* _Task goal_
Write out the listing below without alteration, omitting its pictures.

* _Extracted material_
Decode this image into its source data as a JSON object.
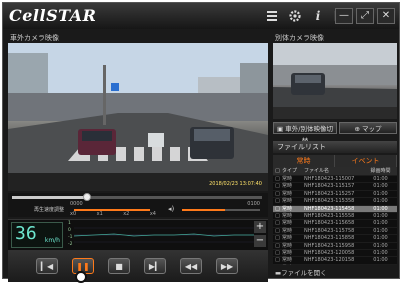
{
  "app": {
    "brand": "CellSTAR"
  },
  "titlebar": {
    "icons": [
      "list-icon",
      "gear-icon",
      "info-icon",
      "window-icon"
    ]
  },
  "window_buttons": {
    "minimize": "—",
    "maximize": "⤢",
    "close": "✕"
  },
  "main_panel": {
    "title": "車外カメラ映像"
  },
  "sub_panel": {
    "title": "別体カメラ映像",
    "switch_button": "車外/別体映像切替",
    "map_button": "マップ"
  },
  "video_overlay": {
    "timestamp": "2018/02/23 13:07:40"
  },
  "seek": {
    "start_label": "0000",
    "end_label": "0100",
    "speed_label": "再生速度調整",
    "ticks": [
      "x0",
      "x1",
      "x2",
      "x4"
    ],
    "position": 0.3,
    "volume": 0.55
  },
  "speedometer": {
    "value": "36",
    "unit": "km/h"
  },
  "graph": {
    "labels": [
      "1",
      "0",
      "-1",
      "-2"
    ],
    "plus": "+",
    "minus": "−"
  },
  "file_list": {
    "title": "ファイルリスト",
    "tabs": [
      "常時",
      "イベント"
    ],
    "columns": [
      "",
      "タイプ",
      "ファイル名",
      "録画時間"
    ],
    "rows": [
      {
        "type": "常時",
        "name": "NHF180423-115007",
        "duration": "01:00"
      },
      {
        "type": "常時",
        "name": "NHF180423-115157",
        "duration": "01:00"
      },
      {
        "type": "常時",
        "name": "NHF180423-115257",
        "duration": "01:00"
      },
      {
        "type": "常時",
        "name": "NHF180423-115358",
        "duration": "01:00"
      },
      {
        "type": "常時",
        "name": "NHF180423-115458",
        "duration": "01:00"
      },
      {
        "type": "常時",
        "name": "NHF180423-115558",
        "duration": "01:00"
      },
      {
        "type": "常時",
        "name": "NHF180423-115658",
        "duration": "01:00"
      },
      {
        "type": "常時",
        "name": "NHF180423-115758",
        "duration": "01:00"
      },
      {
        "type": "常時",
        "name": "NHF180423-115858",
        "duration": "01:00"
      },
      {
        "type": "常時",
        "name": "NHF180423-115958",
        "duration": "01:00"
      },
      {
        "type": "常時",
        "name": "NHF180423-120058",
        "duration": "01:00"
      },
      {
        "type": "常時",
        "name": "NHF180423-120158",
        "duration": "01:00"
      },
      {
        "type": "常時",
        "name": "NHF180423-120258",
        "duration": "01:00"
      },
      {
        "type": "常時",
        "name": "NHF180423-120358",
        "duration": "01:00"
      }
    ],
    "selected_row": 4,
    "open_button": "ファイルを開く"
  },
  "controls": [
    "previous-file",
    "pause",
    "stop",
    "next-frame",
    "skip-back",
    "skip-forward"
  ],
  "colors": {
    "accent": "#ff7a1a",
    "speed": "#6ee7d0"
  }
}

* _Written response_
Decode this image into its source data as a JSON object.
{
  "app": {
    "brand": "CellSTAR"
  },
  "titlebar": {
    "icons": [
      "list-icon",
      "gear-icon",
      "info-icon",
      "window-icon"
    ]
  },
  "window_buttons": {
    "minimize": "—",
    "maximize": "⤢",
    "close": "✕"
  },
  "main_panel": {
    "title": "車外カメラ映像"
  },
  "sub_panel": {
    "title": "別体カメラ映像",
    "switch_button": "車外/別体映像切替",
    "map_button": "マップ"
  },
  "video_overlay": {
    "timestamp": "2018/02/23 13:07:40"
  },
  "seek": {
    "start_label": "0000",
    "end_label": "0100",
    "speed_label": "再生速度調整",
    "ticks": [
      "x0",
      "x1",
      "x2",
      "x4"
    ],
    "position": 0.3,
    "volume": 0.55
  },
  "speedometer": {
    "value": "36",
    "unit": "km/h"
  },
  "graph": {
    "labels": [
      "1",
      "0",
      "-1",
      "-2"
    ],
    "plus": "+",
    "minus": "−"
  },
  "file_list": {
    "title": "ファイルリスト",
    "tabs": [
      "常時",
      "イベント"
    ],
    "columns": [
      "",
      "タイプ",
      "ファイル名",
      "録画時間"
    ],
    "rows": [
      {
        "type": "常時",
        "name": "NHF180423-115007",
        "duration": "01:00"
      },
      {
        "type": "常時",
        "name": "NHF180423-115157",
        "duration": "01:00"
      },
      {
        "type": "常時",
        "name": "NHF180423-115257",
        "duration": "01:00"
      },
      {
        "type": "常時",
        "name": "NHF180423-115358",
        "duration": "01:00"
      },
      {
        "type": "常時",
        "name": "NHF180423-115458",
        "duration": "01:00"
      },
      {
        "type": "常時",
        "name": "NHF180423-115558",
        "duration": "01:00"
      },
      {
        "type": "常時",
        "name": "NHF180423-115658",
        "duration": "01:00"
      },
      {
        "type": "常時",
        "name": "NHF180423-115758",
        "duration": "01:00"
      },
      {
        "type": "常時",
        "name": "NHF180423-115858",
        "duration": "01:00"
      },
      {
        "type": "常時",
        "name": "NHF180423-115958",
        "duration": "01:00"
      },
      {
        "type": "常時",
        "name": "NHF180423-120058",
        "duration": "01:00"
      },
      {
        "type": "常時",
        "name": "NHF180423-120158",
        "duration": "01:00"
      },
      {
        "type": "常時",
        "name": "NHF180423-120258",
        "duration": "01:00"
      },
      {
        "type": "常時",
        "name": "NHF180423-120358",
        "duration": "01:00"
      }
    ],
    "selected_row": 4,
    "open_button": "ファイルを開く"
  },
  "controls": [
    "previous-file",
    "pause",
    "stop",
    "next-frame",
    "skip-back",
    "skip-forward"
  ],
  "colors": {
    "accent": "#ff7a1a",
    "speed": "#6ee7d0"
  }
}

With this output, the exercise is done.